Results from Google Books

Click on a thumbnail to go to Google Books.

The Ledge: Poems by Michael Collier

The Ledge: Poems (2000)

by Michael Collier

MembersReviewsPopularityAverage ratingConversations



Sign up for LibraryThing to find out whether you'll like this book.

No current Talk conversations about this book.

No reviews
no reviews | add a review
You must log in to edit Common Knowledge data.
For more help see the Common Knowledge help page.
Series (with order)
Canonical title
Original title
Alternative titles
Original publication date
Important places
Important events
Related movies
Awards and honors
First words
Last words
Disambiguation notice
Publisher's editors
Publisher series
Original language

References to this work on external resources.

Wikipedia in English (1)

Book description
Haiku summary

Amazon.com Amazon.com Review (ISBN 0618219102, Paperback)

The first poem in Michael Collier's fourth collection, The Ledge, suggests a difference between youthful readers and mature ones. The young read more quickly, as though they'll be asked to recount the plot highlights. Older readers relish the details, using literature to slide their own lives under the magnifying glass. "Argos" is an excellent prelude, which prepares us for The Ledge's roundabout insights and surprising truths.

Collier's poetry often addresses large-scale questions of faith--or at least questions that used to be large-scale and have now been deflated by ironic disbelief. Probably every century since the advent of Christianity has witnessed innumerable mock crucifixions, with girls pretending to hammer a boy onto a cross while he lolls his head "in that familiar / defeated way." In the past, the game might have provoked terror, or empathy, or at least awe at the sheer sinfulness of humans. In our era, however, the boy's penis stiffens comically, "like one of Satan's fingers":

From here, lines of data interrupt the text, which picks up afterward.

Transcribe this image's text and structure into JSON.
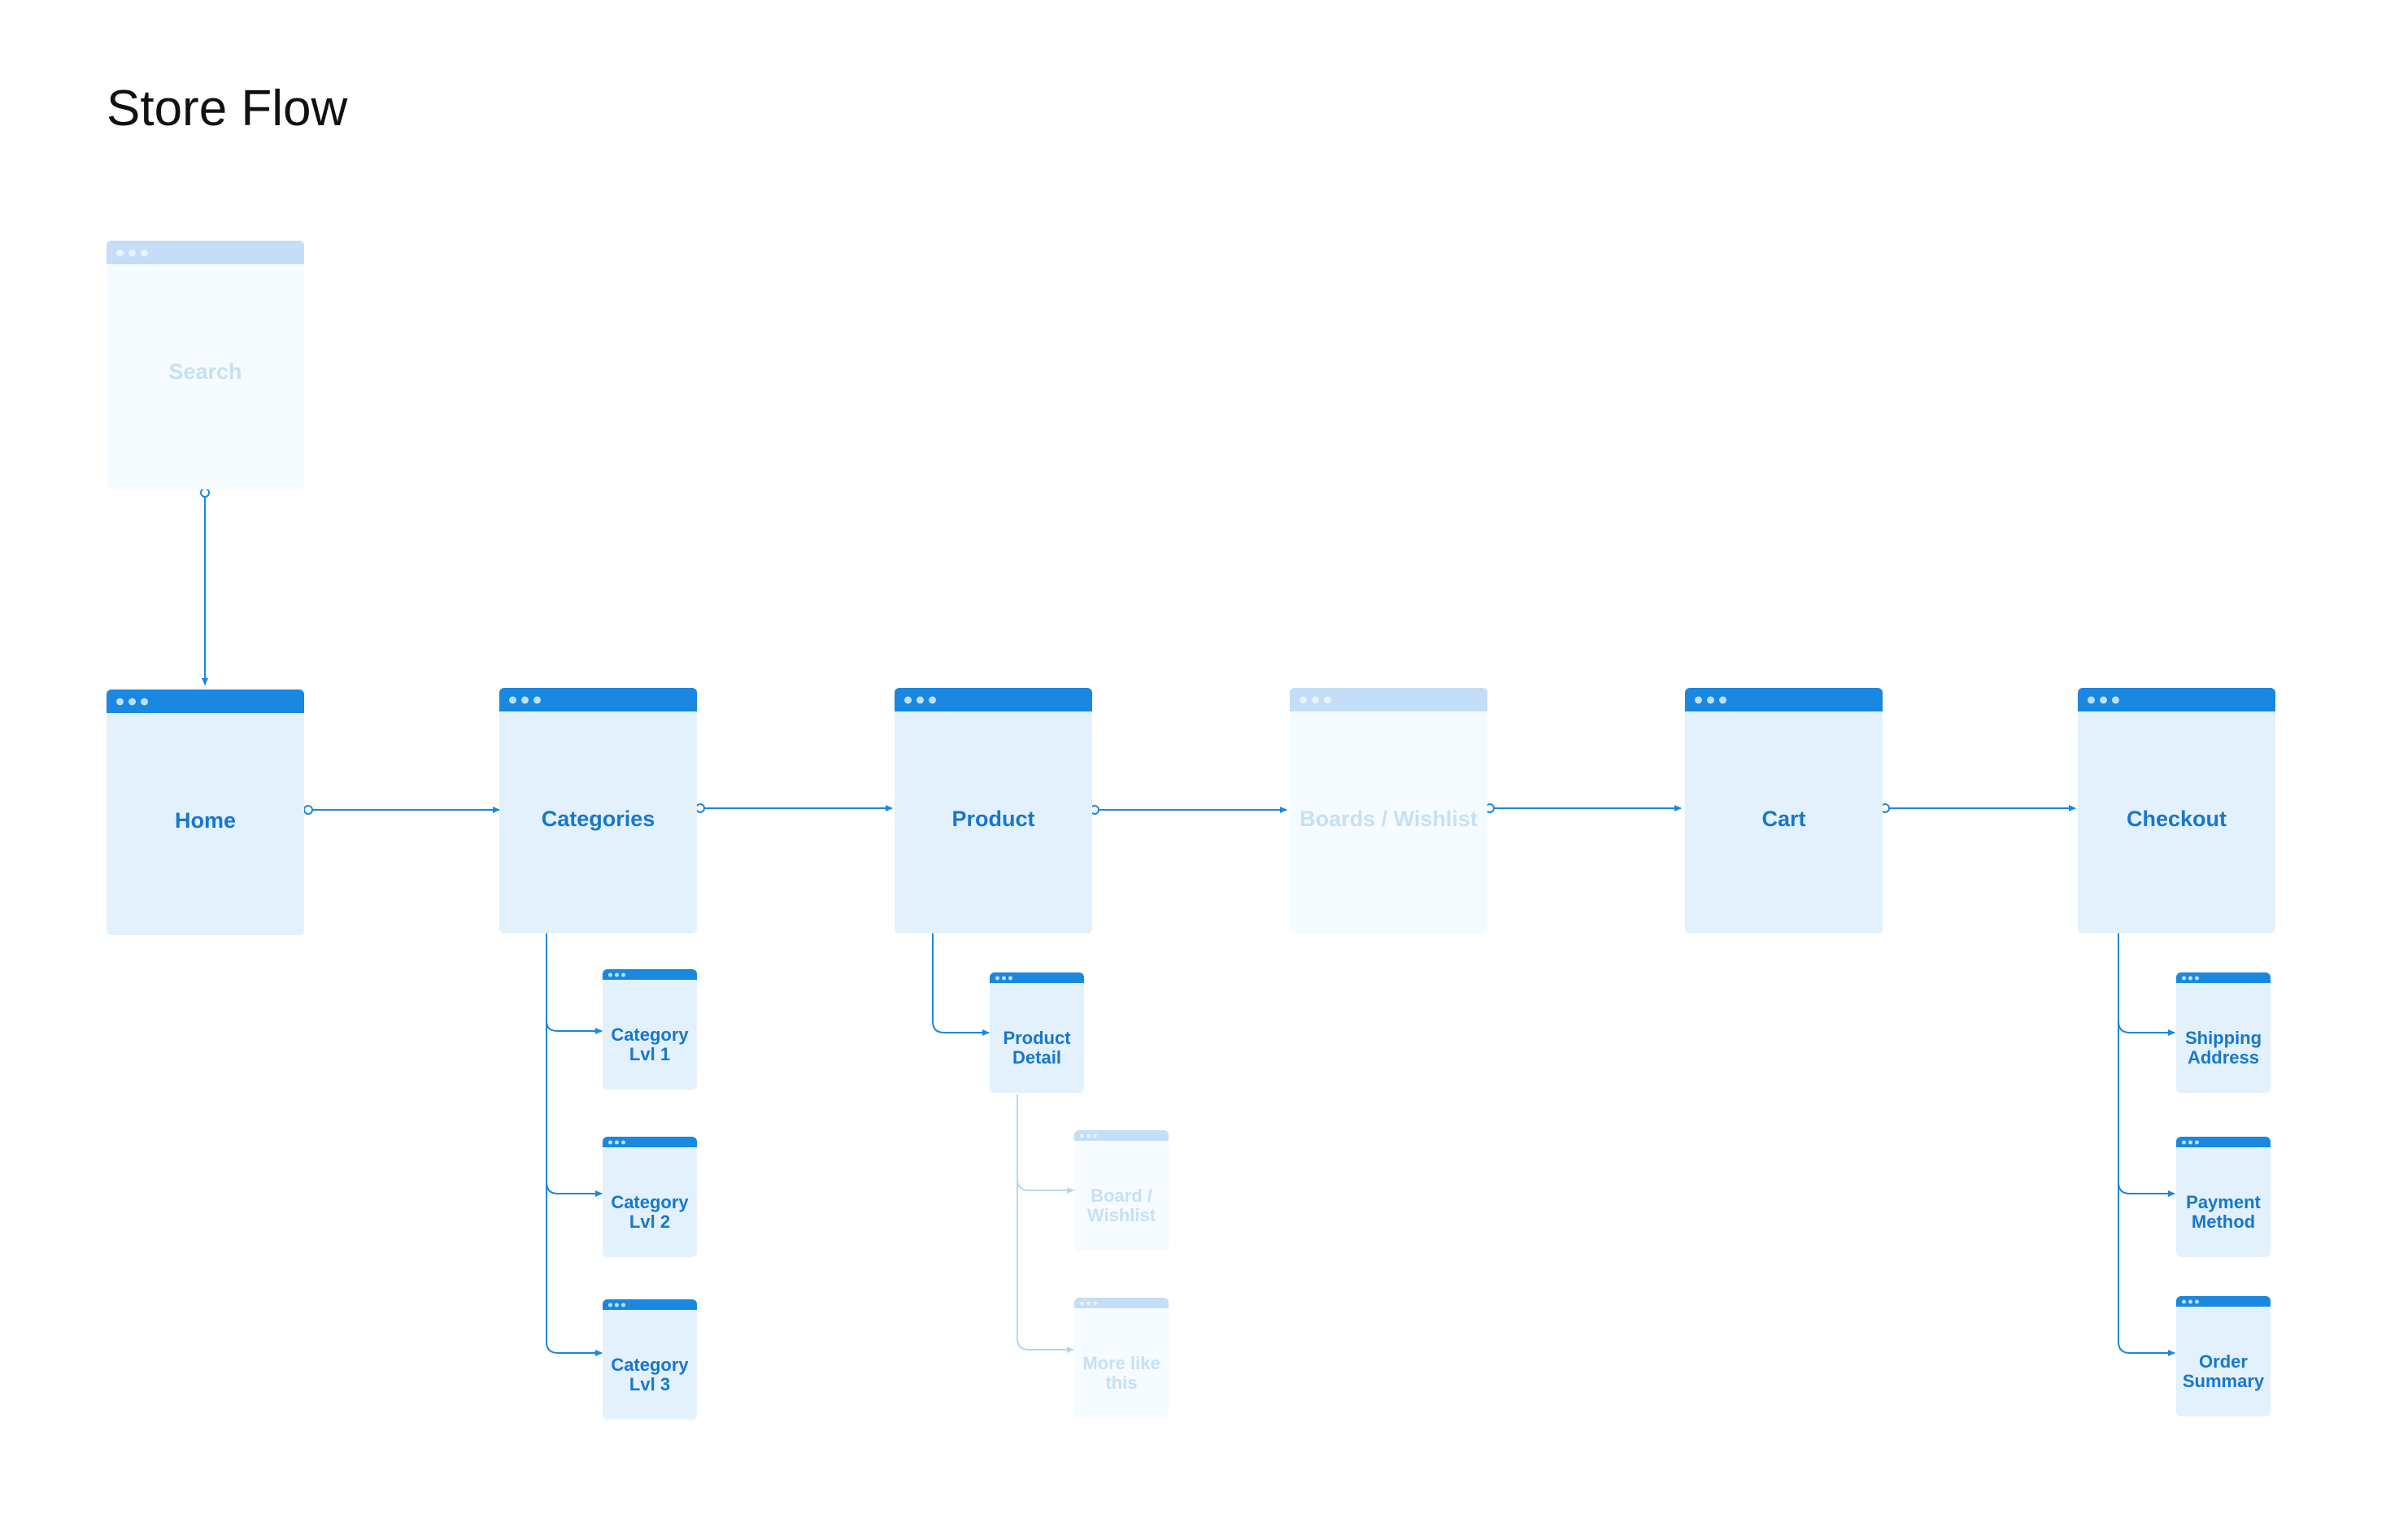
{
  "title": "Store Flow",
  "screens": {
    "search": "Search",
    "home": "Home",
    "categories": "Categories",
    "product": "Product",
    "boards_wishlist": "Boards / Wishlist",
    "cart": "Cart",
    "checkout": "Checkout",
    "category_lvl_1": "Category\nLvl 1",
    "category_lvl_2": "Category\nLvl 2",
    "category_lvl_3": "Category\nLvl 3",
    "product_detail": "Product\nDetail",
    "board_wishlist": "Board /\nWishlist",
    "more_like_this": "More like\nthis",
    "shipping_address": "Shipping\nAddress",
    "payment_method": "Payment\nMethod",
    "order_summary": "Order\nSummary"
  },
  "colors": {
    "accent": "#1a87e0",
    "card_fill": "#e3f1fc",
    "label": "#1677cf",
    "faded_bar": "#c3def6",
    "faded_label": "#c6e0f6"
  }
}
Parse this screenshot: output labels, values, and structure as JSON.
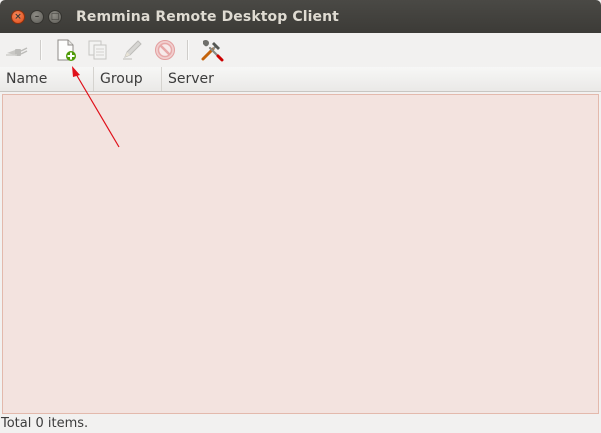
{
  "window": {
    "title": "Remmina Remote Desktop Client",
    "close_glyph": "×",
    "minimize_glyph": "–",
    "maximize_glyph": "□"
  },
  "toolbar": {
    "items": [
      {
        "name": "connect",
        "icon": "plug-connect-icon",
        "enabled": false
      },
      {
        "name": "new",
        "icon": "new-document-add-icon",
        "enabled": true
      },
      {
        "name": "copy",
        "icon": "copy-icon",
        "enabled": false
      },
      {
        "name": "edit",
        "icon": "pencil-edit-icon",
        "enabled": false
      },
      {
        "name": "delete",
        "icon": "no-entry-delete-icon",
        "enabled": false
      },
      {
        "name": "preferences",
        "icon": "tools-preferences-icon",
        "enabled": true
      }
    ]
  },
  "list": {
    "columns": [
      "Name",
      "Group",
      "Server"
    ],
    "rows": []
  },
  "status": {
    "text": "Total 0 items."
  },
  "colors": {
    "titlebar": "#3c3b37",
    "list_background": "#f3e3df",
    "annotation_arrow": "#e0101a"
  }
}
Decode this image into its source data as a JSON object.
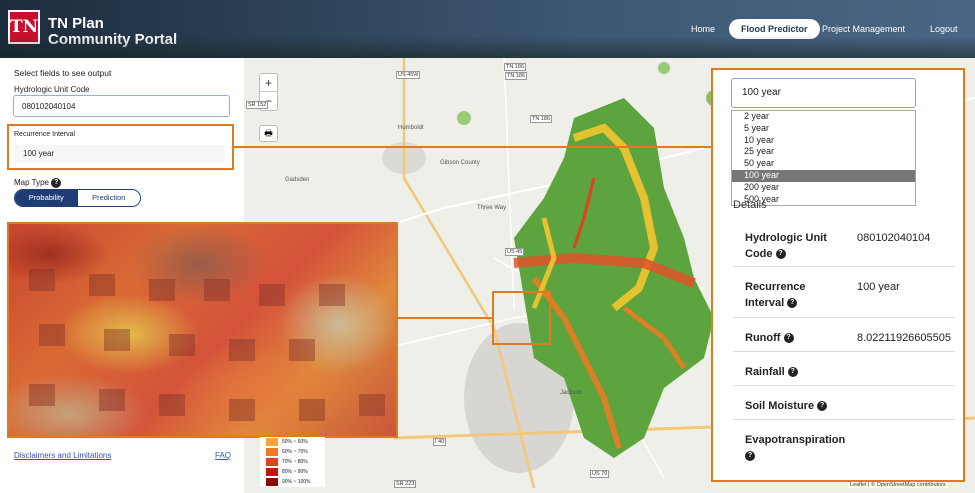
{
  "header": {
    "logo_text": "TN",
    "brand_line1": "TN Plan",
    "brand_line2": "Community Portal",
    "nav": [
      "Home",
      "Flood Predictor",
      "Project Management",
      "Logout"
    ],
    "active_nav": "Flood Predictor"
  },
  "left_panel": {
    "instructions": "Select fields to see output",
    "huc_label": "Hydrologic Unit Code",
    "huc_value": "080102040104",
    "ri_label": "Recurrence Interval",
    "ri_value": "100 year",
    "map_type_label": "Map Type",
    "map_type_options": [
      "Probability",
      "Prediction"
    ],
    "map_type_selected": "Probability",
    "disclaimer_link": "Disclaimers and Limitations",
    "faq_link": "FAQ"
  },
  "map": {
    "zoom_in": "+",
    "zoom_out": "−",
    "print_icon": "🖶",
    "road_labels": [
      "US 45W",
      "TN 186",
      "TN 186",
      "SR 152",
      "US 45",
      "I 40",
      "US 70",
      "SR 223",
      "TN 186"
    ],
    "towns": [
      "Humboldt",
      "Gibson County",
      "Gadsden",
      "Three Way",
      "Jackson"
    ],
    "attribution": "Leaflet | © OpenStreetMap contributors"
  },
  "legend": [
    {
      "label": "50% ~ 60%",
      "color": "#f6a33a"
    },
    {
      "label": "60% ~ 70%",
      "color": "#f07a22"
    },
    {
      "label": "70% ~ 80%",
      "color": "#e0421d"
    },
    {
      "label": "80% ~ 90%",
      "color": "#c41414"
    },
    {
      "label": "90% ~ 100%",
      "color": "#8c0a0a"
    }
  ],
  "dropdown": {
    "selected": "100 year",
    "options": [
      "2 year",
      "5 year",
      "10 year",
      "25 year",
      "50 year",
      "100 year",
      "200 year",
      "500 year"
    ]
  },
  "details": {
    "title": "Details",
    "rows": [
      {
        "key": "Hydrologic Unit Code",
        "value": "080102040104"
      },
      {
        "key": "Recurrence Interval",
        "value": "100 year"
      },
      {
        "key": "Runoff",
        "value": "8.02211926605505"
      },
      {
        "key": "Rainfall",
        "value": ""
      },
      {
        "key": "Soil Moisture",
        "value": ""
      },
      {
        "key": "Evapotranspiration",
        "value": ""
      }
    ]
  },
  "colors": {
    "highlight": "#e07a1f",
    "nav_active_text": "#1e3650",
    "toggle_blue": "#1f3d74",
    "link_blue": "#2a56c6"
  }
}
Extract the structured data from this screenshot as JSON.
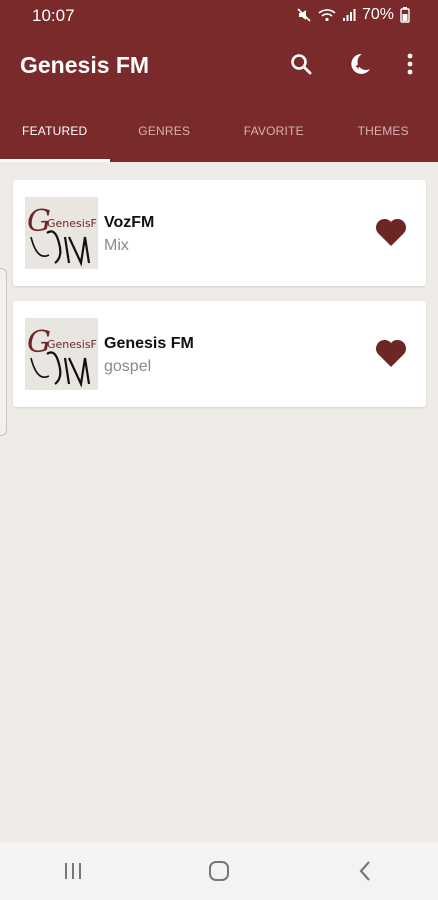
{
  "status": {
    "time": "10:07",
    "battery": "70%"
  },
  "app": {
    "title": "Genesis FM"
  },
  "tabs": [
    {
      "label": "FEATURED",
      "active": true
    },
    {
      "label": "GENRES",
      "active": false
    },
    {
      "label": "FAVORITE",
      "active": false
    },
    {
      "label": "THEMES",
      "active": false
    }
  ],
  "stations": [
    {
      "name": "VozFM",
      "genre": "Mix",
      "logo_text": "GenesisFM",
      "favorite": true
    },
    {
      "name": "Genesis FM",
      "genre": "gospel",
      "logo_text": "GenesisFM",
      "favorite": true
    }
  ],
  "icons": {
    "search": "search-icon",
    "theme": "night-mode-icon",
    "more": "more-vert-icon",
    "heart": "heart-icon",
    "recents": "recents-icon",
    "home": "home-icon",
    "back": "back-icon"
  },
  "colors": {
    "primary": "#7a2a2a",
    "heart": "#6d2626",
    "background": "#efece8"
  }
}
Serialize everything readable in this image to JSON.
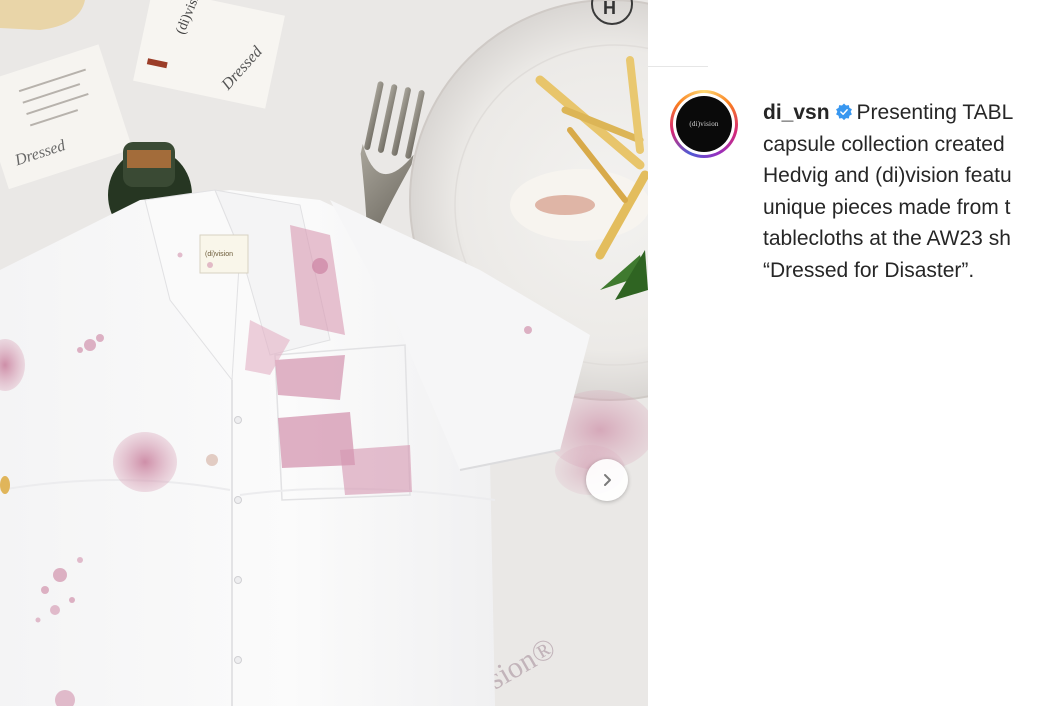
{
  "post": {
    "username": "di_vsn",
    "avatar_text": "(di)vision",
    "caption_lines": [
      "Presenting TABL",
      "capsule collection created",
      "Hedvig and (di)vision featu",
      "unique pieces made from t",
      "tablecloths at the AW23 sh",
      "“Dressed for Disaster”."
    ]
  },
  "photo": {
    "card_brand": "(di)vision",
    "card_script": "Dressed",
    "card_script_2": "Dressed",
    "shirt_label": "(di)vision",
    "tablecloth_text": "sion®"
  },
  "icons": {
    "verified": "verified-badge-icon",
    "next": "chevron-right-icon"
  },
  "colors": {
    "verified_blue": "#3897f0",
    "wine_stain": "#c9849f"
  }
}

I was dying a savior's death and yet
what my sisters called my "thing,"
struggled against extinction
as if its resurrection could not be held off
by this playful holy torture.
Using such sneaky, colloquial humor, Collier expertly discriminates between the rarefied thoughts we're supposed to have and the ones we actually have.

Elsewhere, Collier writes about the emotional burdens that fathers and sons are doomed to place on each other. In "The Hammer," an adult recalls losing his father's treasured hammer, and covering his tracks with a lie that has never fully vanished. "The Choice" finds a child struggling with a similar agony: is it better to dissemble or disappoint? Collier's voice in The Ledge is consistently that of one thoughtful, reasonable father talking to another--and maybe, some years from now, to the son who has finally become a father himself. --John Ponyicsanyi

(retrieved from Amazon Thu, 12 Mar 2015 18:06:08 -0400)

(see all 2 descriptions)

No library descriptions found.

Quick Links

Swap Ebooks Audio
1 avail.1 pay

Popular covers


Average: No ratings.

Is this you?

Become a LibraryThing Author.


About | Contact | Privacy/Terms | Help/FAQs | Blog | Store | APIs | TinyCat | Legacy Libraries | Early Reviewers | Common Knowledge | 119,403,434 books! | Top bar: Always visible